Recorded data

BEGIN

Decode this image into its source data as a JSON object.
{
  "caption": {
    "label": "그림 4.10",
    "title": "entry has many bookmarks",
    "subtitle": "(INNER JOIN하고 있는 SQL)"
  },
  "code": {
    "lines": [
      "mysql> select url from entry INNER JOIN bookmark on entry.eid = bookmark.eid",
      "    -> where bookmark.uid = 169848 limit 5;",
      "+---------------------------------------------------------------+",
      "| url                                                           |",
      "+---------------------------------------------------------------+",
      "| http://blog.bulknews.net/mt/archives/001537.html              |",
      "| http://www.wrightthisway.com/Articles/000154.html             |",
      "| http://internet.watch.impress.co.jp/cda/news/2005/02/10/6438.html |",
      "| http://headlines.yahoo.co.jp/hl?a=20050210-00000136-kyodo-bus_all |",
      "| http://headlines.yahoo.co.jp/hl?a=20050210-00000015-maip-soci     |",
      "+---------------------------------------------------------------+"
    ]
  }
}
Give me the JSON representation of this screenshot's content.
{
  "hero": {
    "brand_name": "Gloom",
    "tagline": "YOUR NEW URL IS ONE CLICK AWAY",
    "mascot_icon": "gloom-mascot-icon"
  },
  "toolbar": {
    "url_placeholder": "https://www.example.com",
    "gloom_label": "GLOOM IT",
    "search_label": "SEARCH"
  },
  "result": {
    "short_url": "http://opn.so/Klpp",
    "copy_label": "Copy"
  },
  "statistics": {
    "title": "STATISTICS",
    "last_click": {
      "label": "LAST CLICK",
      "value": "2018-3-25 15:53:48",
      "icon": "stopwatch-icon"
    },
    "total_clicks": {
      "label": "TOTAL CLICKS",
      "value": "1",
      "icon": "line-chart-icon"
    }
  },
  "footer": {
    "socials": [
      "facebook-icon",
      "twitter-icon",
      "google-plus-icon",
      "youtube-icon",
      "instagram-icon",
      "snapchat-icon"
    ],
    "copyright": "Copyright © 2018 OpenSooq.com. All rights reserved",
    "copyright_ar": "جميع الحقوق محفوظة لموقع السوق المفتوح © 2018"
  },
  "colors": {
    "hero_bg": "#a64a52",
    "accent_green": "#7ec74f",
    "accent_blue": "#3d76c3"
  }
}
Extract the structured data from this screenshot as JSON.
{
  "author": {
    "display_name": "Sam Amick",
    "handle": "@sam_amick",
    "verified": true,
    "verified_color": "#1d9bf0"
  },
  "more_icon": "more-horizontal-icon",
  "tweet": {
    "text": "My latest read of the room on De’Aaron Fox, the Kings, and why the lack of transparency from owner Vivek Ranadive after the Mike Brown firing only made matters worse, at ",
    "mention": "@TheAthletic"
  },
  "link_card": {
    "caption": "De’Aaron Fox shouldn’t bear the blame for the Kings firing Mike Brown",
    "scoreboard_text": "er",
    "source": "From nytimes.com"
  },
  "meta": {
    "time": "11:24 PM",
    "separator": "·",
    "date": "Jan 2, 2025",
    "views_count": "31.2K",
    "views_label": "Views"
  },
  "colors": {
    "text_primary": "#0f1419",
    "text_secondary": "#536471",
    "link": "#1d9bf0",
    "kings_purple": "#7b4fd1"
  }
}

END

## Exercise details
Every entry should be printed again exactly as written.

## Answer below
Decode this image into its source data as a JSON object.
{
  "caption": {
    "label": "그림 4.10",
    "title": "entry has many bookmarks",
    "subtitle": "(INNER JOIN하고 있는 SQL)"
  },
  "code": {
    "lines": [
      "mysql> select url from entry INNER JOIN bookmark on entry.eid = bookmark.eid",
      "    -> where bookmark.uid = 169848 limit 5;",
      "+---------------------------------------------------------------+",
      "| url                                                           |",
      "+---------------------------------------------------------------+",
      "| http://blog.bulknews.net/mt/archives/001537.html              |",
      "| http://www.wrightthisway.com/Articles/000154.html             |",
      "| http://internet.watch.impress.co.jp/cda/news/2005/02/10/6438.html |",
      "| http://headlines.yahoo.co.jp/hl?a=20050210-00000136-kyodo-bus_all |",
      "| http://headlines.yahoo.co.jp/hl?a=20050210-00000015-maip-soci     |",
      "+---------------------------------------------------------------+"
    ]
  }
}
Give me the JSON representation of this screenshot's content.
{
  "hero": {
    "brand_name": "Gloom",
    "tagline": "YOUR NEW URL IS ONE CLICK AWAY",
    "mascot_icon": "gloom-mascot-icon"
  },
  "toolbar": {
    "url_placeholder": "https://www.example.com",
    "gloom_label": "GLOOM IT",
    "search_label": "SEARCH"
  },
  "result": {
    "short_url": "http://opn.so/Klpp",
    "copy_label": "Copy"
  },
  "statistics": {
    "title": "STATISTICS",
    "last_click": {
      "label": "LAST CLICK",
      "value": "2018-3-25 15:53:48",
      "icon": "stopwatch-icon"
    },
    "total_clicks": {
      "label": "TOTAL CLICKS",
      "value": "1",
      "icon": "line-chart-icon"
    }
  },
  "footer": {
    "socials": [
      "facebook-icon",
      "twitter-icon",
      "google-plus-icon",
      "youtube-icon",
      "instagram-icon",
      "snapchat-icon"
    ],
    "copyright": "Copyright © 2018 OpenSooq.com. All rights reserved",
    "copyright_ar": "جميع الحقوق محفوظة لموقع السوق المفتوح © 2018"
  },
  "colors": {
    "hero_bg": "#a64a52",
    "accent_green": "#7ec74f",
    "accent_blue": "#3d76c3"
  }
}
Extract the structured data from this screenshot as JSON.
{
  "author": {
    "display_name": "Sam Amick",
    "handle": "@sam_amick",
    "verified": true,
    "verified_color": "#1d9bf0"
  },
  "more_icon": "more-horizontal-icon",
  "tweet": {
    "text": "My latest read of the room on De’Aaron Fox, the Kings, and why the lack of transparency from owner Vivek Ranadive after the Mike Brown firing only made matters worse, at ",
    "mention": "@TheAthletic"
  },
  "link_card": {
    "caption": "De’Aaron Fox shouldn’t bear the blame for the Kings firing Mike Brown",
    "scoreboard_text": "er",
    "source": "From nytimes.com"
  },
  "meta": {
    "time": "11:24 PM",
    "separator": "·",
    "date": "Jan 2, 2025",
    "views_count": "31.2K",
    "views_label": "Views"
  },
  "colors": {
    "text_primary": "#0f1419",
    "text_secondary": "#536471",
    "link": "#1d9bf0",
    "kings_purple": "#7b4fd1"
  }
}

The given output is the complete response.